Steve Kirby, once reputed as one of the most passionate competitors in cricket, not averse to a famous sledge or two, has been appointed as head coach of MCC, proof perhaps that even the wildest players mature into establishment jobs and the MCC, these days at least, has a broader attitude to life.
Kirby, a ginger-haired never-say-die pace bowler for Yorkshire, Gloucestershire and Somerset, will oversee all aspects of the MCC's coaching structures, including the MCC Young Cricketers, who compete in the 2nd XI Championship, the MCC Academy based at Lord's and the Club's burgeoning community coaching programmes.
He will assume the role in late April, replacing Mark Alleyne, whose seven-year term has ended. His "infectious love of cricket", as cited by the MCC, is bound to challenge the next generation of players in ways they have yet to imagine.
Kirby's most famous outburst - and he must be weary of hearing it - was allegedly when he informed Michael Atherton that he had "seen better players in my fridge" - an assessment that as far as is known he has never fully explained. Perhaps alongside the milk and the probiotic yogurt he had a perishable figure of Wally Hammond?
The player himself later gave his own version of what passed, suggesting that the sledge had actually been "I've seen better batters in my fish and chip shop," which sounded a little more logical.
The irresistible vision cannot be resisted of future players in MCC caps lambasting their opponents in colourful language that has rarely entered the annals of the most famous private cricket club in England. It is doubtless unfair, because Kirby has many qualities, but it is irresistible all the same.
There were few more committed cricketers than Kirby and his sheer love of the game is sure to be communicated to the next generation of MCC cricketers.
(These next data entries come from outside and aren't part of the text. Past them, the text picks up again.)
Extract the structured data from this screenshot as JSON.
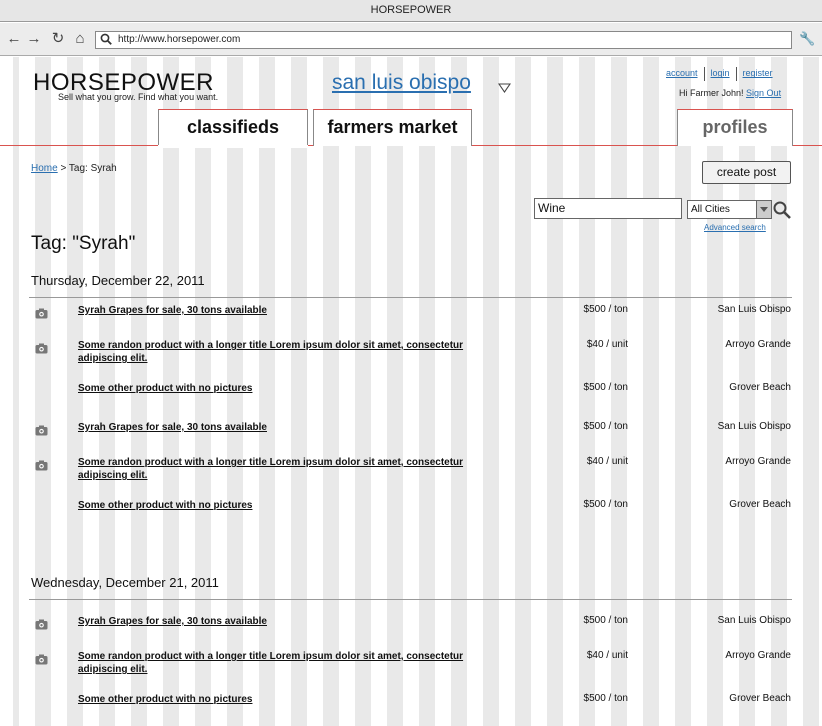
{
  "window": {
    "title": "HORSEPOWER"
  },
  "browser": {
    "url": "http://www.horsepower.com"
  },
  "site": {
    "logo": "HORSEPOWER",
    "tagline": "Sell what you grow. Find what you want.",
    "city": "san luis obispo"
  },
  "account": {
    "links": [
      "account",
      "login",
      "register"
    ],
    "greeting": "Hi Farmer John!",
    "sign_out": "Sign Out"
  },
  "tabs": [
    "classifieds",
    "farmers market",
    "profiles"
  ],
  "breadcrumb": {
    "home": "Home",
    "separator": ">",
    "current": "Tag: Syrah"
  },
  "actions": {
    "create_post": "create post"
  },
  "search": {
    "query": "Wine",
    "city_filter": "All Cities",
    "advanced": "Advanced search"
  },
  "page_title": "Tag: \"Syrah\"",
  "groups": [
    {
      "date": "Thursday, December 22, 2011",
      "items": [
        {
          "title": "Syrah Grapes for sale, 30 tons available",
          "price": "$500 / ton",
          "location": "San Luis Obispo",
          "has_photo": true
        },
        {
          "title": "Some randon product with a longer title Lorem ipsum dolor sit amet, consectetur adipiscing elit.",
          "price": "$40 / unit",
          "location": "Arroyo Grande",
          "has_photo": true
        },
        {
          "title": "Some other product with no pictures",
          "price": "$500 / ton",
          "location": "Grover Beach",
          "has_photo": false
        },
        {
          "title": "Syrah Grapes for sale, 30 tons available",
          "price": "$500 / ton",
          "location": "San Luis Obispo",
          "has_photo": true
        },
        {
          "title": "Some randon product with a longer title Lorem ipsum dolor sit amet, consectetur adipiscing elit.",
          "price": "$40 / unit",
          "location": "Arroyo Grande",
          "has_photo": true
        },
        {
          "title": "Some other product with no pictures",
          "price": "$500 / ton",
          "location": "Grover Beach",
          "has_photo": false
        }
      ]
    },
    {
      "date": "Wednesday, December 21, 2011",
      "items": [
        {
          "title": "Syrah Grapes for sale, 30 tons available",
          "price": "$500 / ton",
          "location": "San Luis Obispo",
          "has_photo": true
        },
        {
          "title": "Some randon product with a longer title Lorem ipsum dolor sit amet, consectetur adipiscing elit.",
          "price": "$40 / unit",
          "location": "Arroyo Grande",
          "has_photo": true
        },
        {
          "title": "Some other product with no pictures",
          "price": "$500 / ton",
          "location": "Grover Beach",
          "has_photo": false
        }
      ]
    }
  ],
  "colors": {
    "link": "#2a6fb0",
    "accent_line": "#d9534f",
    "column_stripe": "#e9e9e9"
  },
  "icons": [
    "back-icon",
    "forward-icon",
    "reload-icon",
    "home-icon",
    "search-icon",
    "wrench-icon",
    "dropdown-caret-icon",
    "camera-icon"
  ]
}
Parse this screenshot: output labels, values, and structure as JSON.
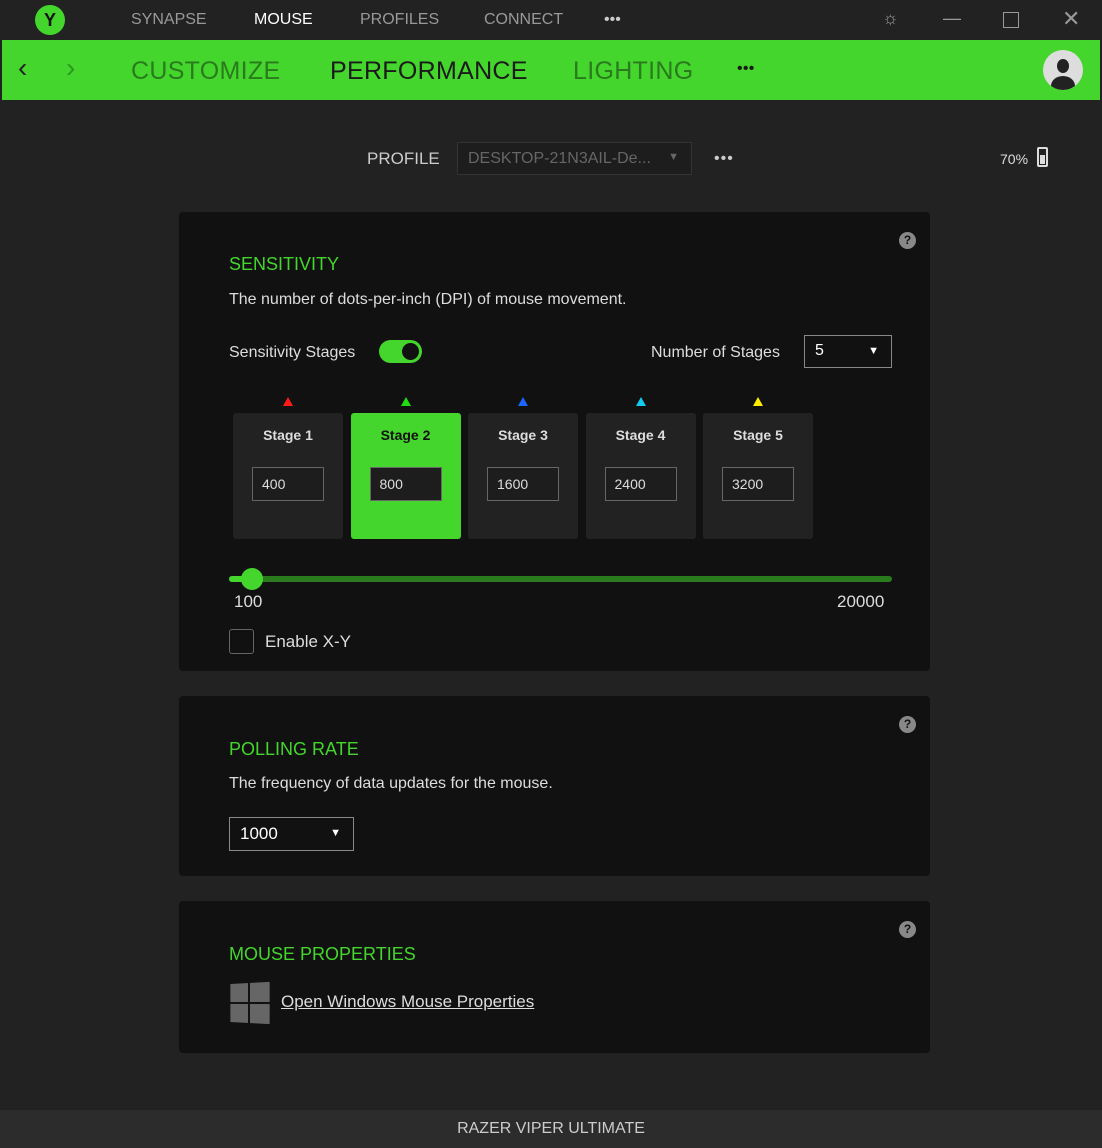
{
  "topnav": {
    "items": [
      "SYNAPSE",
      "MOUSE",
      "PROFILES",
      "CONNECT"
    ],
    "active": "MOUSE",
    "more": "•••"
  },
  "subnav": {
    "items": [
      "CUSTOMIZE",
      "PERFORMANCE",
      "LIGHTING"
    ],
    "active": "PERFORMANCE",
    "more": "•••"
  },
  "profile": {
    "label": "PROFILE",
    "value": "DESKTOP-21N3AIL-De...",
    "more": "•••"
  },
  "battery": {
    "text": "70%",
    "level": 70
  },
  "sensitivity": {
    "title": "SENSITIVITY",
    "description": "The number of dots-per-inch (DPI) of mouse movement.",
    "stages_label": "Sensitivity Stages",
    "stages_enabled": true,
    "num_stages_label": "Number of Stages",
    "num_stages": "5",
    "stages": [
      {
        "name": "Stage 1",
        "value": "400",
        "color": "#ff1a1a"
      },
      {
        "name": "Stage 2",
        "value": "800",
        "color": "#22dd11"
      },
      {
        "name": "Stage 3",
        "value": "1600",
        "color": "#1a66ff"
      },
      {
        "name": "Stage 4",
        "value": "2400",
        "color": "#11ccee"
      },
      {
        "name": "Stage 5",
        "value": "3200",
        "color": "#ffee00"
      }
    ],
    "active_stage": 1,
    "slider": {
      "min": "100",
      "max": "20000",
      "value": 800
    },
    "xy_label": "Enable X-Y",
    "xy_enabled": false
  },
  "polling": {
    "title": "POLLING RATE",
    "description": "The frequency of data updates for the mouse.",
    "value": "1000"
  },
  "properties": {
    "title": "MOUSE PROPERTIES",
    "link": "Open Windows Mouse Properties"
  },
  "help": "?",
  "device": "RAZER VIPER ULTIMATE"
}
With less ambition, he would never have made the grade. He began his career at Leicestershire as a 17-year-old but after suffering a back injury was released from the before playing a first-class match.
His first-class debut for Yorkshire in 2001 was a revelation - not just because he was born in Lancashire, on the other side of the Pennines. He took 7-50 on his first-class debut and amassed 47 wickets at just over 20 runs apiece in a championship-winning season. Raw of bone and unpretentious of nature, he was instantly one of the fastest bowlers in England, obsessively committed to attack, stomping through the season with the gait of an American gold prospector.
Yorkshire released Kirby three years later at his own request. His future was in doubt, Kirby would go on to take 572 first-class wickets for three counties in a fourteen-year playing career. His sheer desire won him four England A tours. That England debut never came and, on balance, he could not fairly complain..
Kirby has been a Member of MCC since 2010 and played in the annual Champion County match on four occasions, taking 5 for 29 against Nottinghamshire in Abu Dhabi in 2011. He has represented MCC on overseas tours to Papua New Guinea and Fiji and also to Argentina. His coaching experience has been earned with county academies at Oxford MCC University and by heading community coaching programmes throughout the South-West.
John Stephenson, MCC's head of cricket, said: "Steve's passion for the role and for MCC shone through and this was a key reason why we decided to appoint him. He has energy, drive and commitment in spades and his ambition to drive forward all the club's coaching structures was clear throughout the robust interview process.
"With a successful playing career and impressive coaching credentials, we feel we have, in Steve, someone who is going to really inspire young cricketers of all ages either to take up the game or to take their game to the next level.
"His infectious love of cricket will also rub off on our MCC Academy and Community coaches and we very much look forward to him joining the staff as we start another busy cricket season."
Kirby said: "Words can't describe how excited I am to be taking on such a prestigious role of MCC head coach and I can't wait to get started. Mark Alleyne did a tremendous job over the previous seven years and they are very big boots to fill.
"This role is about helping to unearth the hidden talent of young players from all age groups and backgrounds, helping them to excel in their dreams of playing professional cricket but most importantly helping them to become truly well-rounded confident people who can cope with any hurdle that life throws at them.
"I want to teach them to treasure and respect the values MCC stands for within the game, nurturing them to be role models and ambassadors that MCC can be proud of, but most importantly that they are extremely proud to say they are a real part of."
David Hopps is a general editor at ESPNcricinfo @davidkhopps